Unfortunately her nightmare is far from over as barely a moment after the masked killer went overboard Jess hears yelling coming up from the ocean, and when she looks over the side she sees the overturned yacht with Greg, Sally, Downey and herself standing on it. This “new” group board the ocean liner while Jess, the survivor from the first group, becomes the unseen watcher that the original group were tracking. She is the one who dropped the keys for her earlier self to find, and she was the one to encounter Victor and is responsible for his bloody appearance as she accidentally slams his head onto a small wall hook, which is what set him off on his bloody revenge attempt that we saw earlier. Jess flees into the bowels of the ship where she finds a locker full of dozens of duplicates of the shooter’s outfit, the shotgun, and numerous copies of a note in her handwriting stating “If they board kill them all.” She also drops her locket down a grate onto a pile of what appear to be dozens of exact duplicates of said locket. This is what really cements the fact that the loop she is currently stuck in may have been going on for quite some time, but it is when Jess runs into another version of herself that things really start to go crazy.

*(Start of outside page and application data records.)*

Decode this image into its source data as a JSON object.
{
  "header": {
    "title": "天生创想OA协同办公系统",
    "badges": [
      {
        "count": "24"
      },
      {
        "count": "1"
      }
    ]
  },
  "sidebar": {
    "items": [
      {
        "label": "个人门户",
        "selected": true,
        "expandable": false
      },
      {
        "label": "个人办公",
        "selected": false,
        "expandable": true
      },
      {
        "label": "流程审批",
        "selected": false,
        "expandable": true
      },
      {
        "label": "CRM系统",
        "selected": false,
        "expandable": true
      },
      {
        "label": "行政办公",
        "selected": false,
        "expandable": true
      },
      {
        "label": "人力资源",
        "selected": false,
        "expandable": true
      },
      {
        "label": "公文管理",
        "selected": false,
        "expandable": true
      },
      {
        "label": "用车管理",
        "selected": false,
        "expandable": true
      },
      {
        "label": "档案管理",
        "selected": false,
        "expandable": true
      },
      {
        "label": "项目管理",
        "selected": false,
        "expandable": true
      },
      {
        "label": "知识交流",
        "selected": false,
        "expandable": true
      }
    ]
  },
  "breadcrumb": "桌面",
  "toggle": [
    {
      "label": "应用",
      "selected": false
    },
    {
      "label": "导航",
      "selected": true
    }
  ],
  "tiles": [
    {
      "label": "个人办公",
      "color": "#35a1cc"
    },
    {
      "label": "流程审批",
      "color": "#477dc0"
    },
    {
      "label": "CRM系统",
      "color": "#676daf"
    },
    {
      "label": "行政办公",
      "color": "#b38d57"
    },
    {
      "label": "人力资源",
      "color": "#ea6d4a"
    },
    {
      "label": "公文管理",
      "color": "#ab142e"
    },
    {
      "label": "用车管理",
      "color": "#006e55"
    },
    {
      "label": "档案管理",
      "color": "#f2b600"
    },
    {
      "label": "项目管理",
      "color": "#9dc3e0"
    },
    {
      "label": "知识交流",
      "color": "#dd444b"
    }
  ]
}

I will go no further with spoilers as this a very dark and twisted in the vein of a good Twilight Zone episode, and I hope I’ve said enough to at least wet your appetite without ruining the experience. Christopher Smith has constructed a very labyrinthine tale that though it deals with time loops is not really a science fiction story as it fits more into the genre of dark fantasy/horror, which kind of absolves some of the film’s inconsistencies in its time loop element as those very same inconsistencies could be elements showing the loops more sinister nature. Triangle is also one of those films that can really benefit from a second viewing in the same vein that The Sixth Sense and The Prestige are just as good on repeated viewings; the movie works just as well when you know where the story is going because this allows you to pick up on things you missed the first time around. Triangle is a very atmospheric piece, and the director really knows how to keep the audience at the edge of their seat here, but without the stellar performance provided by Melissa George it probably wouldn’t be nearly as compelling. I don’t think there has ever been a “Final Girl” as captivating nor as complicated as the one found here and much of that is due to Melissa’s performance. I can’t recommend this film enough.